Participants are then prompted to consider the implications of this for the workplace? For example, as leaders, when they assign responsibility for a high-profile piece of work, to whom do they entrust that responsibility? The facilitator suggests that participants will likely offer opportunities to those individuals whom they trust the most. Those people, it turns out, are people who are similar to themselves. Now, because success on high-profile assignments is critical for emerging as a leader, a tendency to favour people like ourselves when assigning stretch assignments leads to self-cloning and promotes homogeneity in leadership. Though not intentional, people who are not like us get overlooked and left behind.
Although we believe we are making objective assessments of merit and treating people fairly, hidden preferences for people like ourselves can cause us to support the development and career progression of some people over others without us even knowing we are doing so. Regarding employment, affinity bias can compel people to favour those who are most similar to themselves, thereby leading to a tendency for leaders, people managers or recruiting managers to hire, promote, or otherwise esteem those who mirror attributes or qualities that align with their own. Moreover, we are also very good at justifying our biases. Studies show that we exhibit a systematic tendency to claim that the strengths of ingroup candidates are more important selection criteria than are the strengths of candidates with backgrounds different from our own.
Affinity bias can also lead us to actively solicit, pay greater attention to and to favour the contributions of ingroup members over outgroup members. We are also more likely to mentor or sponsor ingroup members compared with outgroup members.
In some groups, there may be certain individuals with a diverse inner circle. The facilitator encourages participants to think about how an individual’s experiences could disrupt affinity bias with the ensuing discussion drawing on intergroup research supporting intergroup friendship as a prejudice reduction technique.
Moving from Awareness to Action

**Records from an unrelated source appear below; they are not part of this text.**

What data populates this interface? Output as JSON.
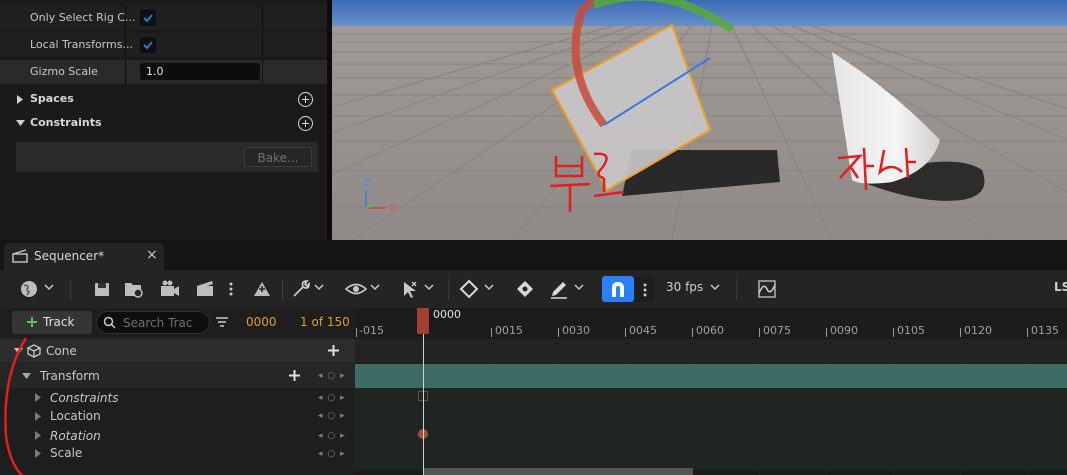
{
  "details": {
    "rows": [
      {
        "label": "Only Select Rig C...",
        "type": "checkbox",
        "checked": true
      },
      {
        "label": "Local Transforms...",
        "type": "checkbox",
        "checked": true
      },
      {
        "label": "Gizmo Scale",
        "type": "input",
        "value": "1.0"
      }
    ],
    "sections": [
      {
        "label": "Spaces",
        "expanded": false
      },
      {
        "label": "Constraints",
        "expanded": true
      }
    ],
    "bake_label": "Bake..."
  },
  "viewport": {
    "axis_z": "Z",
    "axis_x": "X",
    "annotation_left": "부모",
    "annotation_right": "자식"
  },
  "sequencer": {
    "tab_label": "Sequencer*",
    "tab_close": "×",
    "fps_label": "30 fps",
    "toolbar_right_text": "LS",
    "add_track_label": "Track",
    "search_placeholder": "Search Tracks",
    "current_frame": "0000",
    "frame_range": "1 of 150",
    "playhead_label": "0000",
    "ruler_ticks": [
      "-015",
      "0015",
      "0030",
      "0045",
      "0060",
      "0075",
      "0090",
      "0105",
      "0120",
      "0135"
    ],
    "tracks": [
      {
        "name": "Cone",
        "level": 0,
        "expanded": true,
        "italic": false
      },
      {
        "name": "Transform",
        "level": 1,
        "expanded": true,
        "italic": false
      },
      {
        "name": "Constraints",
        "level": 2,
        "expanded": false,
        "italic": true
      },
      {
        "name": "Location",
        "level": 2,
        "expanded": false,
        "italic": false
      },
      {
        "name": "Rotation",
        "level": 2,
        "expanded": false,
        "italic": true
      },
      {
        "name": "Scale",
        "level": 2,
        "expanded": false,
        "italic": false
      }
    ],
    "key_controls": "◂ ○ ▸"
  },
  "colors": {
    "accent_orange": "#e0a020",
    "checkbox_blue": "#1a7fd6",
    "magnet_blue": "#2a7fff",
    "track_teal": "#3e6b66",
    "annotation_red": "#e02020",
    "playhead": "#a04030"
  }
}
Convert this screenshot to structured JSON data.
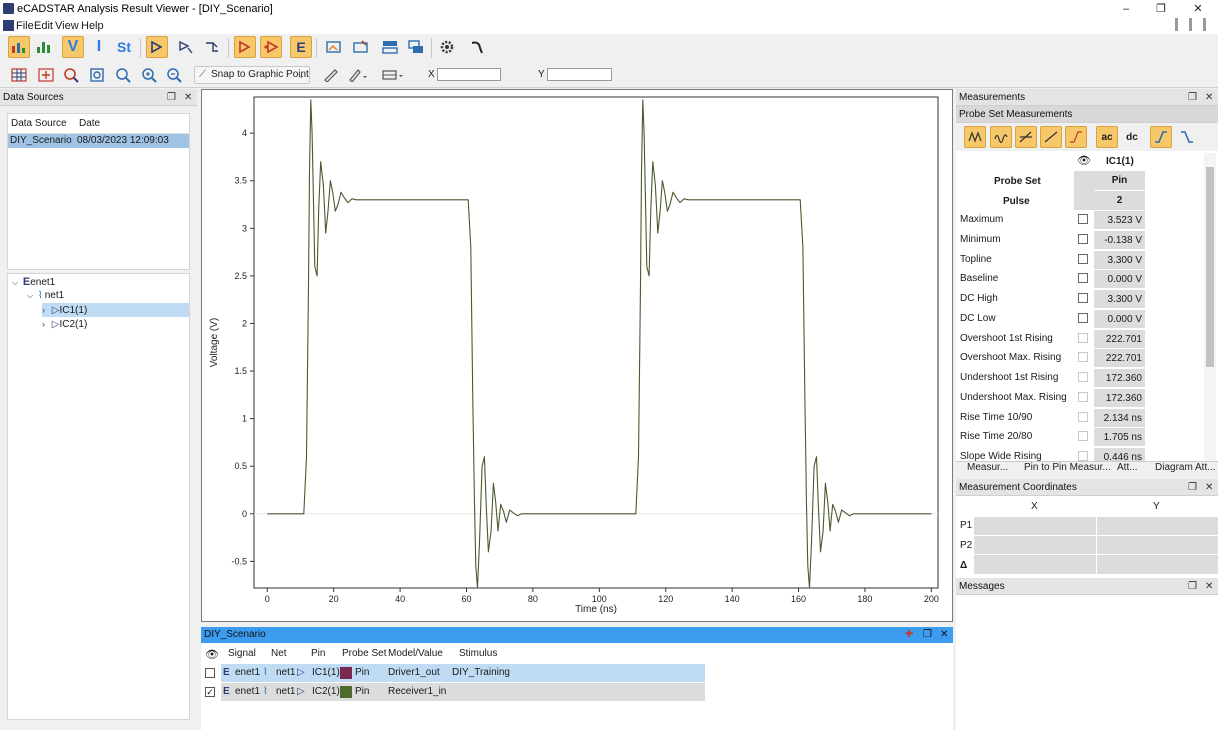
{
  "window": {
    "title": "eCADSTAR Analysis Result Viewer - [DIY_Scenario]",
    "min": "–",
    "restore": "❐",
    "close": "✕"
  },
  "menu": {
    "file": "File",
    "edit": "Edit",
    "view": "View",
    "help": "Help"
  },
  "toolbar": {
    "text_v": "V",
    "text_i": "I",
    "text_st": "St",
    "snap_label": "Snap to Graphic Point",
    "x_label": "X",
    "y_label": "Y",
    "x_value": "",
    "y_value": ""
  },
  "data_sources": {
    "title": "Data Sources",
    "columns": [
      "Data Source",
      "Date"
    ],
    "rows": [
      {
        "source": "DIY_Scenario",
        "date": "08/03/2023 12:09:03"
      }
    ],
    "tree": {
      "enet": "enet1",
      "net": "net1",
      "ic1": "IC1(1)",
      "ic2": "IC2(1)"
    }
  },
  "chart_data": {
    "type": "line",
    "title": "",
    "xlabel": "Time (ns)",
    "ylabel": "Voltage (V)",
    "xlim": [
      -4,
      202
    ],
    "ylim": [
      -0.78,
      4.38
    ],
    "xticks": [
      0,
      20,
      40,
      60,
      80,
      100,
      120,
      140,
      160,
      180,
      200
    ],
    "yticks": [
      -0.5,
      0,
      0.5,
      1,
      1.5,
      2,
      2.5,
      3,
      3.5,
      4
    ],
    "grid": false,
    "zero_line": true,
    "series": [
      {
        "color": "#4a5a2e",
        "x": [
          0,
          11.0,
          11.8,
          12.4,
          12.7,
          13.1,
          13.5,
          14.3,
          15.0,
          15.5,
          16.1,
          16.9,
          17.6,
          18.3,
          19.0,
          19.7,
          20.5,
          21.3,
          22.2,
          23.2,
          24.3,
          25.5,
          26.8,
          30,
          35,
          60.5,
          61.3,
          61.9,
          62.4,
          62.8,
          63.3,
          63.9,
          64.7,
          65.4,
          66.0,
          66.6,
          67.4,
          68.1,
          68.8,
          69.5,
          70.3,
          71.1,
          72.0,
          73.0,
          74.1,
          75.3,
          76.6,
          80,
          90,
          111.0,
          111.8,
          112.4,
          112.7,
          113.1,
          113.5,
          114.3,
          115.0,
          115.5,
          116.1,
          116.9,
          117.6,
          118.3,
          119.0,
          119.7,
          120.5,
          121.3,
          122.2,
          123.2,
          124.3,
          125.5,
          126.8,
          130,
          135,
          160.5,
          161.3,
          161.9,
          162.4,
          162.8,
          163.3,
          163.9,
          164.7,
          165.4,
          166.0,
          166.6,
          167.4,
          168.1,
          168.8,
          169.5,
          170.3,
          171.1,
          172.0,
          173.0,
          174.1,
          175.3,
          176.6,
          180,
          200
        ],
        "y": [
          0,
          0,
          0.6,
          2.4,
          3.6,
          4.35,
          4.0,
          2.6,
          2.5,
          3.2,
          3.7,
          3.45,
          2.95,
          3.18,
          3.5,
          3.38,
          3.18,
          3.25,
          3.38,
          3.32,
          3.27,
          3.31,
          3.3,
          3.3,
          3.3,
          3.3,
          2.8,
          1.2,
          0.1,
          -0.55,
          -0.78,
          -0.3,
          0.5,
          0.6,
          0.05,
          -0.4,
          -0.18,
          0.32,
          0.12,
          -0.18,
          0.1,
          0.03,
          -0.09,
          0.04,
          0.01,
          -0.02,
          0.0,
          0.0,
          0.0,
          0,
          0.6,
          2.4,
          3.6,
          4.35,
          4.0,
          2.6,
          2.5,
          3.2,
          3.7,
          3.45,
          2.95,
          3.18,
          3.5,
          3.38,
          3.18,
          3.25,
          3.38,
          3.32,
          3.27,
          3.31,
          3.3,
          3.3,
          3.3,
          3.3,
          2.8,
          1.2,
          0.1,
          -0.55,
          -0.78,
          -0.3,
          0.5,
          0.6,
          0.05,
          -0.4,
          -0.18,
          0.32,
          0.12,
          -0.18,
          0.1,
          0.03,
          -0.09,
          0.04,
          0.01,
          -0.02,
          0.0,
          0.0,
          0.0
        ]
      }
    ]
  },
  "signals": {
    "title": "DIY_Scenario",
    "columns": [
      "Signal",
      "Net",
      "Pin",
      "Probe Set",
      "Model/Value",
      "Stimulus"
    ],
    "rows": [
      {
        "checked": false,
        "signal": "enet1",
        "net": "net1",
        "pin": "IC1(1)",
        "probe_set": "Pin",
        "model": "Driver1_out",
        "stimulus": "DIY_Training",
        "color": "#7a2a50"
      },
      {
        "checked": true,
        "signal": "enet1",
        "net": "net1",
        "pin": "IC2(1)",
        "probe_set": "Pin",
        "model": "Receiver1_in",
        "stimulus": "",
        "color": "#4f6a2e"
      }
    ]
  },
  "measurements": {
    "title": "Measurements",
    "subtitle": "Probe Set Measurements",
    "ac_label": "ac",
    "dc_label": "dc",
    "column": "IC1(1)",
    "probe_set_label": "Probe Set",
    "probe_set_value": "Pin",
    "pulse_label": "Pulse",
    "pulse_value": "2",
    "rows": [
      {
        "name": "Maximum",
        "value": "3.523 V"
      },
      {
        "name": "Minimum",
        "value": "-0.138 V"
      },
      {
        "name": "Topline",
        "value": "3.300 V"
      },
      {
        "name": "Baseline",
        "value": "0.000 V"
      },
      {
        "name": "DC High",
        "value": "3.300 V"
      },
      {
        "name": "DC Low",
        "value": "0.000 V"
      },
      {
        "name": "Overshoot 1st Rising",
        "value": "222.701 mV"
      },
      {
        "name": "Overshoot Max. Rising",
        "value": "222.701 mV"
      },
      {
        "name": "Undershoot 1st Rising",
        "value": "172.360 mV"
      },
      {
        "name": "Undershoot Max. Rising",
        "value": "172.360 mV"
      },
      {
        "name": "Rise Time 10/90",
        "value": "2.134 ns"
      },
      {
        "name": "Rise Time 20/80",
        "value": "1.705 ns"
      },
      {
        "name": "Slope Wide Rising",
        "value": "0.446 ns"
      }
    ],
    "tabs": [
      "Measur...",
      "Pin to Pin Measur...",
      "Att...",
      "Diagram Att..."
    ]
  },
  "coords": {
    "title": "Measurement Coordinates",
    "col_x": "X",
    "col_y": "Y",
    "p1": "P1",
    "p2": "P2",
    "delta": "Δ"
  },
  "messages": {
    "title": "Messages"
  }
}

As a stand-alone initiative, awareness programs are rarely effective tools for reducing bias. Fortunately, the social psychological literature provides us with some proven techniques for dismantling social categorisations and overriding bias. For more information, subscribe to next month’s newsletter here and look for the article titled ‘How Effective is Your Unconscious Bias Training? Part 2 of 2: The SPACE2 Model of Bias Mitigation.